Activity: From the entries below, copy out every line with "prod" in it.

* * * * * * * * *

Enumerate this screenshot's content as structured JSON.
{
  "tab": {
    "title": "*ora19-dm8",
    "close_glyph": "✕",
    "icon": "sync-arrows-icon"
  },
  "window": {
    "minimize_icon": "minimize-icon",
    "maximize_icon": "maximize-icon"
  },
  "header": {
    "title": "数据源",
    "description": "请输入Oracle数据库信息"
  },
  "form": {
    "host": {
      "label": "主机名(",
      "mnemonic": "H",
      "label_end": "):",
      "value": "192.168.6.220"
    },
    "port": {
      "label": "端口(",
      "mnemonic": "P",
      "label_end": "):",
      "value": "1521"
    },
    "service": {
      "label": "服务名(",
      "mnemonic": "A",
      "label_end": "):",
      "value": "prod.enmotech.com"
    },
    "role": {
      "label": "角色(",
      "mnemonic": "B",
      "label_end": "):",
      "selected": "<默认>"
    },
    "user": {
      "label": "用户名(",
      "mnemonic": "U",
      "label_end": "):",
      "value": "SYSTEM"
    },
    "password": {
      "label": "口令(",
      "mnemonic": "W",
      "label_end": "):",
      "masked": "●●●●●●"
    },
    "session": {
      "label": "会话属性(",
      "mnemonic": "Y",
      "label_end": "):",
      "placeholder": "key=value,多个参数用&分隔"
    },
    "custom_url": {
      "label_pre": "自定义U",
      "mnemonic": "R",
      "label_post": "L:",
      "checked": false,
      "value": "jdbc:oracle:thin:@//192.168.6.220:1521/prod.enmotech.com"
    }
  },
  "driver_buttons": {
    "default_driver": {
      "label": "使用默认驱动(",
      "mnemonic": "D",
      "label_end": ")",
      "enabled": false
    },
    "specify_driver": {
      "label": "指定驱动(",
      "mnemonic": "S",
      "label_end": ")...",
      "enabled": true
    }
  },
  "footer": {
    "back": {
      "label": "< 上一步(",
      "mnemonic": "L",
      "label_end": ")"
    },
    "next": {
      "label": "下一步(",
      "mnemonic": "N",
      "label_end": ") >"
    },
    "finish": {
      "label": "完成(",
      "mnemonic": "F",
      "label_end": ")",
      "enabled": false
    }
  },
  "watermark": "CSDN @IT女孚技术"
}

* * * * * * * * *

Response to the exercise:
      "value": "prod.enmotech.com"
      "value": "jdbc:oracle:thin:@//192.168.6.220:1521/prod.enmotech.com"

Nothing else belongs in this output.